Your instructions. Count every line in the following entries that holds the word "title". Only the number should be given.

[Opening Records supplied section]

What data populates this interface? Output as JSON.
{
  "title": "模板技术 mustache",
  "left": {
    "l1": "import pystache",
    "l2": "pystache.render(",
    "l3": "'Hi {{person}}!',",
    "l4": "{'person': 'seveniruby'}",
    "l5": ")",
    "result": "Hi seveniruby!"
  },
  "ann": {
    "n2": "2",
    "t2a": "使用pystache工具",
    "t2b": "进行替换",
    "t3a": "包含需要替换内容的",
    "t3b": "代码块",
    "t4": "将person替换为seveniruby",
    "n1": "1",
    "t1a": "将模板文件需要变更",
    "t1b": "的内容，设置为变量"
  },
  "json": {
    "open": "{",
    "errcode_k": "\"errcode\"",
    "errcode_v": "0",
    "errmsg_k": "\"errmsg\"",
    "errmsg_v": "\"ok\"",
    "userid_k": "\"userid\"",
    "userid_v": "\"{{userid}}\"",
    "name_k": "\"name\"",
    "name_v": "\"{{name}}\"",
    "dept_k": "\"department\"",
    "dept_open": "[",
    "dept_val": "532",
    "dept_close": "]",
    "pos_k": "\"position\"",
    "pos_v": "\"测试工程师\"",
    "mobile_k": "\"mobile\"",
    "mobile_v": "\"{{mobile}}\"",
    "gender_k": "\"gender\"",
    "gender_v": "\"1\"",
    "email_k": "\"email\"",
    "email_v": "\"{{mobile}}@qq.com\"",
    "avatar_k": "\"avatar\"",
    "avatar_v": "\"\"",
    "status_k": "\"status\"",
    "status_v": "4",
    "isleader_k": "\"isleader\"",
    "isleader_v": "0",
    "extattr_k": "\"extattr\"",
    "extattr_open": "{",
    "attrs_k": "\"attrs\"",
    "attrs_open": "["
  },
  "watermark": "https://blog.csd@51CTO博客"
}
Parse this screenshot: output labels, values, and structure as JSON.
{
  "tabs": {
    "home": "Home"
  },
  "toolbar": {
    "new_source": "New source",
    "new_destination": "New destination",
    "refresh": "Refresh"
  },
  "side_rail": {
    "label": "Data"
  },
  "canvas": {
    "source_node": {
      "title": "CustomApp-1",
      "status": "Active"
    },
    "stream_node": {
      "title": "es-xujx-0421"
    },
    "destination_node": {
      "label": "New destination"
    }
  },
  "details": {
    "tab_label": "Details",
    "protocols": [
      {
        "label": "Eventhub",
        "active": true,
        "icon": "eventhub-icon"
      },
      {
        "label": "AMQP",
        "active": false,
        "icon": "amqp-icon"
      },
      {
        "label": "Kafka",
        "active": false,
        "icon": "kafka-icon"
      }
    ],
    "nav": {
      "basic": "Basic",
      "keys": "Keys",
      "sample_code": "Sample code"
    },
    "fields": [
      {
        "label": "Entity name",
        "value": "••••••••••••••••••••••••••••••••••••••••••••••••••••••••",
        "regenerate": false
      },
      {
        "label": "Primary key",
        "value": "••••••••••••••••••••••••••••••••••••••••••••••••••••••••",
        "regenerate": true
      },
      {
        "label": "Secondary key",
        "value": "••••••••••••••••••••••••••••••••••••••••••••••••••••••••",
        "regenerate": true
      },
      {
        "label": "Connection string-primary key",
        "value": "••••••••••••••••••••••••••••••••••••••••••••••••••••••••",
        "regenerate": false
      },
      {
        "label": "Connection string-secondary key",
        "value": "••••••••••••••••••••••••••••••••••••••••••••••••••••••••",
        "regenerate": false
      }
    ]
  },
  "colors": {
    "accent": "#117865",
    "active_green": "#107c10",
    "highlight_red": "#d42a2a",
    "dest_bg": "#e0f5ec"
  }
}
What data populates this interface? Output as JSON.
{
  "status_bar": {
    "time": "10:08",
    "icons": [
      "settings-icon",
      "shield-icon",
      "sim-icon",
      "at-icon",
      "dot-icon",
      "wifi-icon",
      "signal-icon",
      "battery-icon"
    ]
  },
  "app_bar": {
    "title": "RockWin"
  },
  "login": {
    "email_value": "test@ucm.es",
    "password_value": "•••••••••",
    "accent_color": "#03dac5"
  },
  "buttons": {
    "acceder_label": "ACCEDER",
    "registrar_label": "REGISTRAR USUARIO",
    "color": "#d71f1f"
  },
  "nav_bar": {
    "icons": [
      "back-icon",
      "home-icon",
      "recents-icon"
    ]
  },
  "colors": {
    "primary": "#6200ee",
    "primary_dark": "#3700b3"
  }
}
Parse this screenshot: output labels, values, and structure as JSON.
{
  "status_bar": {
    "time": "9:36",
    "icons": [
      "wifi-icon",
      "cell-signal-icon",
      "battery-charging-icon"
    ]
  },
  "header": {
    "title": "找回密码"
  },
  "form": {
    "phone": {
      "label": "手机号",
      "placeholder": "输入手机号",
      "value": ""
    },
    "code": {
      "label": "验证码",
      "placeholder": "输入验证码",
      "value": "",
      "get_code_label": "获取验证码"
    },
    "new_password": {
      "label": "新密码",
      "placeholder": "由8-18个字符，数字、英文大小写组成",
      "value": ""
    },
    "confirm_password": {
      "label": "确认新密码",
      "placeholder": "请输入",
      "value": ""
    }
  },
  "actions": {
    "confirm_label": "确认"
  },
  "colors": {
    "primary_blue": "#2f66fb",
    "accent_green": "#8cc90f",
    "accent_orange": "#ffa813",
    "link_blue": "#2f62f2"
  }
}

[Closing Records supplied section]

Expected output. 5